Work task: When you have gone through the entries below, state how many lines include the word "viên" and write nothing else.

Provided information:
============

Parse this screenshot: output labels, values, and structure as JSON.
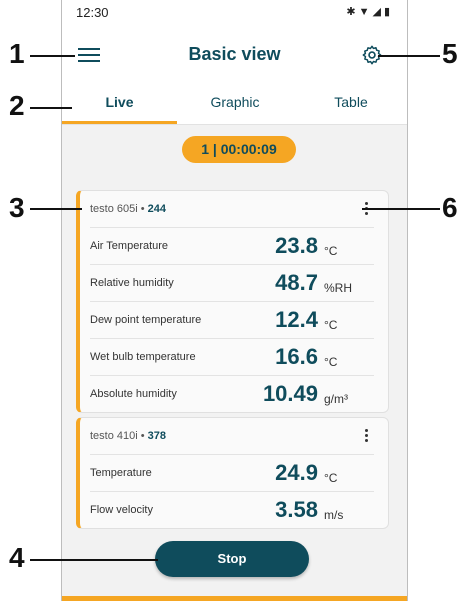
{
  "status_bar": {
    "time": "12:30",
    "icons": [
      "bluetooth-icon",
      "wifi-icon",
      "signal-icon",
      "battery-icon"
    ]
  },
  "app_bar": {
    "title": "Basic view"
  },
  "tabs": [
    {
      "label": "Live",
      "active": true
    },
    {
      "label": "Graphic",
      "active": false
    },
    {
      "label": "Table",
      "active": false
    }
  ],
  "timer": "1  |  00:00:09",
  "cards": [
    {
      "device": "testo 605i",
      "serial": "244",
      "rows": [
        {
          "label": "Air Temperature",
          "value": "23.8",
          "unit": "°C"
        },
        {
          "label": "Relative humidity",
          "value": "48.7",
          "unit": "%RH"
        },
        {
          "label": "Dew point temperature",
          "value": "12.4",
          "unit": "°C"
        },
        {
          "label": "Wet bulb temperature",
          "value": "16.6",
          "unit": "°C"
        },
        {
          "label": "Absolute humidity",
          "value": "10.49",
          "unit": "g/m³"
        }
      ]
    },
    {
      "device": "testo 410i",
      "serial": "378",
      "rows": [
        {
          "label": "Temperature",
          "value": "24.9",
          "unit": "°C"
        },
        {
          "label": "Flow velocity",
          "value": "3.58",
          "unit": "m/s"
        }
      ]
    }
  ],
  "stop_button": "Stop",
  "callouts": [
    "1",
    "2",
    "3",
    "4",
    "5",
    "6"
  ],
  "colors": {
    "accent": "#f5a623",
    "primary": "#0f4c5c"
  }
}
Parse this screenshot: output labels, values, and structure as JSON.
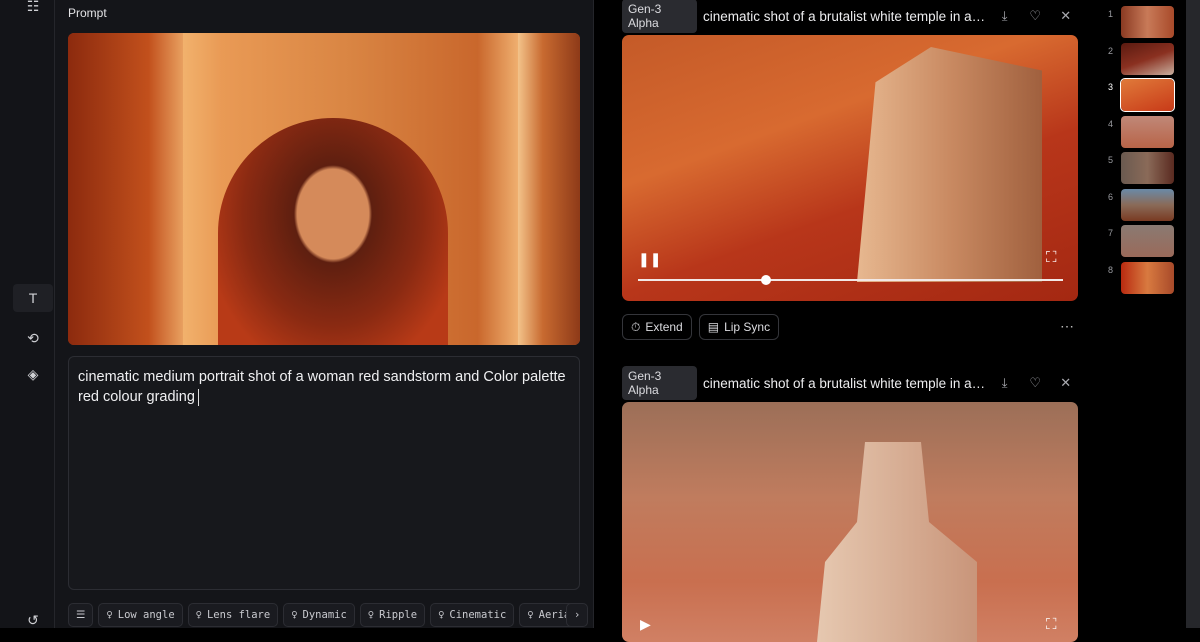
{
  "rail": {
    "icons": [
      "list-icon",
      "text-icon",
      "camera-move-icon",
      "layers-icon",
      "history-icon"
    ]
  },
  "panel": {
    "title": "Prompt",
    "prompt_text": "cinematic medium portrait shot of a woman red sandstorm and Color palette red colour grading",
    "chips": [
      "Low angle",
      "Lens flare",
      "Dynamic",
      "Ripple",
      "Cinematic",
      "Aerial"
    ]
  },
  "generations": [
    {
      "model": "Gen-3 Alpha",
      "title": "cinematic shot of a brutalist white temple in a des...",
      "progress": 0.3,
      "actions": [
        "Extend",
        "Lip Sync"
      ]
    },
    {
      "model": "Gen-3 Alpha",
      "title": "cinematic shot of a brutalist white temple in a des..."
    }
  ],
  "thumbnails": [
    {
      "n": "1"
    },
    {
      "n": "2"
    },
    {
      "n": "3",
      "active": true
    },
    {
      "n": "4"
    },
    {
      "n": "5"
    },
    {
      "n": "6"
    },
    {
      "n": "7"
    },
    {
      "n": "8"
    }
  ]
}
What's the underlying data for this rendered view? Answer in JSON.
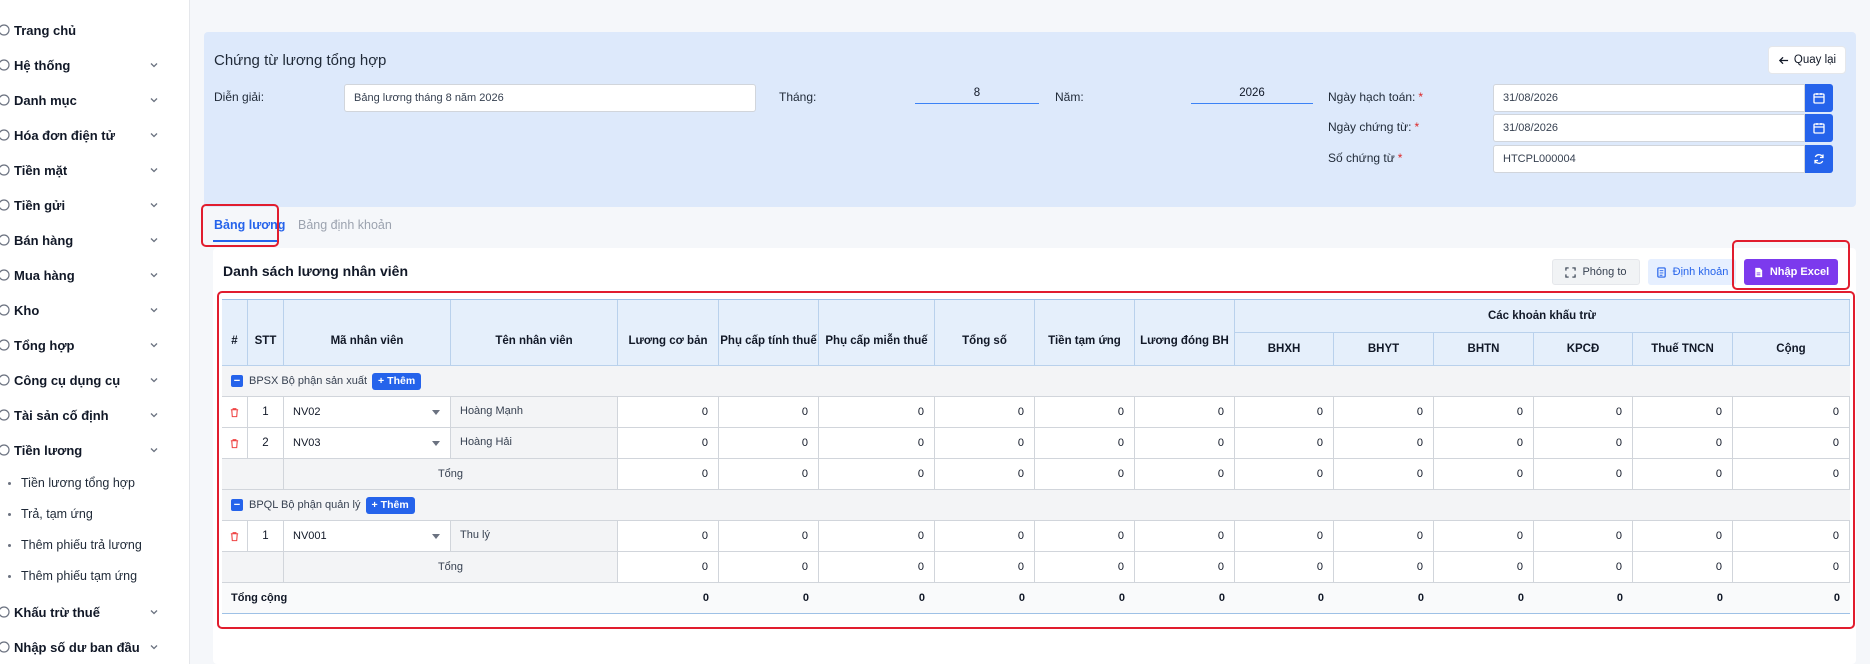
{
  "sidebar": {
    "items": [
      {
        "label": "Trang chủ",
        "icon": "home-icon",
        "has_children": false
      },
      {
        "label": "Hệ thống",
        "icon": "gear-icon",
        "has_children": true
      },
      {
        "label": "Danh mục",
        "icon": "grid-icon",
        "has_children": true
      },
      {
        "label": "Hóa đơn điện tử",
        "icon": "invoice-icon",
        "has_children": true
      },
      {
        "label": "Tiền mặt",
        "icon": "cash-icon",
        "has_children": true
      },
      {
        "label": "Tiền gửi",
        "icon": "bank-icon",
        "has_children": true
      },
      {
        "label": "Bán hàng",
        "icon": "sales-icon",
        "has_children": true
      },
      {
        "label": "Mua hàng",
        "icon": "cart-icon",
        "has_children": true
      },
      {
        "label": "Kho",
        "icon": "warehouse-icon",
        "has_children": true
      },
      {
        "label": "Tổng hợp",
        "icon": "chart-icon",
        "has_children": true
      },
      {
        "label": "Công cụ dụng cụ",
        "icon": "tools-icon",
        "has_children": true
      },
      {
        "label": "Tài sản cố định",
        "icon": "asset-icon",
        "has_children": true
      },
      {
        "label": "Tiền lương",
        "icon": "salary-icon",
        "has_children": true
      }
    ],
    "sub_items": [
      "Tiền lương tổng hợp",
      "Trả, tạm ứng",
      "Thêm phiếu trả lương",
      "Thêm phiếu tạm ứng"
    ],
    "bottom_items": [
      {
        "label": "Khấu trừ thuế",
        "icon": "tax-icon",
        "has_children": true
      },
      {
        "label": "Nhập số dư ban đầu",
        "icon": "balance-icon",
        "has_children": true
      }
    ]
  },
  "header": {
    "title": "Chứng từ lương tổng hợp",
    "back_label": "Quay lại",
    "dien_giai_label": "Diễn giải:",
    "dien_giai_value": "Bảng lương tháng 8 năm 2026",
    "thang_label": "Tháng:",
    "thang_value": "8",
    "nam_label": "Năm:",
    "nam_value": "2026",
    "ngay_hach_toan_label": "Ngày hạch toán:",
    "ngay_hach_toan_value": "31/08/2026",
    "ngay_chung_tu_label": "Ngày chứng từ:",
    "ngay_chung_tu_value": "31/08/2026",
    "so_chung_tu_label": "Số chứng từ",
    "so_chung_tu_value": "HTCPL000004",
    "required_mark": "*"
  },
  "tabs": [
    {
      "label": "Bảng lương",
      "active": true
    },
    {
      "label": "Bảng định khoản",
      "active": false
    }
  ],
  "content": {
    "title": "Danh sách lương nhân viên",
    "btn_zoom": "Phóng to",
    "btn_dinh_khoan": "Định khoản",
    "btn_import": "Nhập Excel"
  },
  "table": {
    "headers": {
      "hash": "#",
      "stt": "STT",
      "ma_nv": "Mã nhân viên",
      "ten_nv": "Tên nhân viên",
      "luong_co_ban": "Lương cơ bản",
      "phu_cap_tinh_thue": "Phụ cấp tính thuế",
      "phu_cap_mien_thue": "Phụ cấp miễn thuế",
      "tong_so": "Tổng số",
      "tien_tam_ung": "Tiền tạm ứng",
      "luong_dong_bh": "Lương đóng BH",
      "khau_tru_group": "Các khoản khấu trừ",
      "bhxh": "BHXH",
      "bhyt": "BHYT",
      "bhtn": "BHTN",
      "kpcd": "KPCĐ",
      "thue_tncn": "Thuế TNCN",
      "cong": "Cộng"
    },
    "add_label": "Thêm",
    "groups": [
      {
        "label": "BPSX Bộ phận sản xuất",
        "rows": [
          {
            "stt": "1",
            "ma_nv": "NV02",
            "ten_nv": "Hoàng Mạnh",
            "values": [
              "0",
              "0",
              "0",
              "0",
              "0",
              "0",
              "0",
              "0",
              "0",
              "0",
              "0",
              "0"
            ]
          },
          {
            "stt": "2",
            "ma_nv": "NV03",
            "ten_nv": "Hoàng Hải",
            "values": [
              "0",
              "0",
              "0",
              "0",
              "0",
              "0",
              "0",
              "0",
              "0",
              "0",
              "0",
              "0"
            ]
          }
        ],
        "total_label": "Tổng",
        "total_values": [
          "0",
          "0",
          "0",
          "0",
          "0",
          "0",
          "0",
          "0",
          "0",
          "0",
          "0",
          "0"
        ]
      },
      {
        "label": "BPQL Bộ phận quản lý",
        "rows": [
          {
            "stt": "1",
            "ma_nv": "NV001",
            "ten_nv": "Thu lý",
            "values": [
              "0",
              "0",
              "0",
              "0",
              "0",
              "0",
              "0",
              "0",
              "0",
              "0",
              "0",
              "0"
            ]
          }
        ],
        "total_label": "Tổng",
        "total_values": [
          "0",
          "0",
          "0",
          "0",
          "0",
          "0",
          "0",
          "0",
          "0",
          "0",
          "0",
          "0"
        ]
      }
    ],
    "grand_total_label": "Tổng cộng",
    "grand_total_values": [
      "0",
      "0",
      "0",
      "0",
      "0",
      "0",
      "0",
      "0",
      "0",
      "0",
      "0",
      "0"
    ]
  },
  "colors": {
    "accent": "#2563eb",
    "import_button": "#7c3aed",
    "highlight": "#e11d2e",
    "header_bg": "#dde9fb"
  }
}
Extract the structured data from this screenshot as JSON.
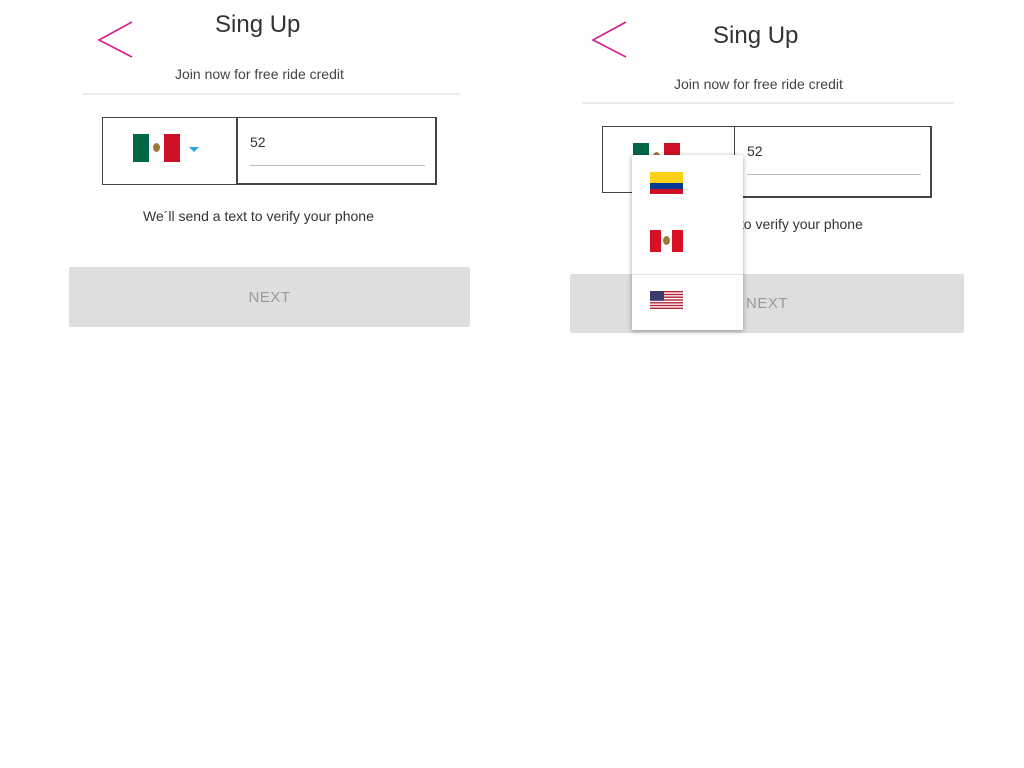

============

Solution to this task: 3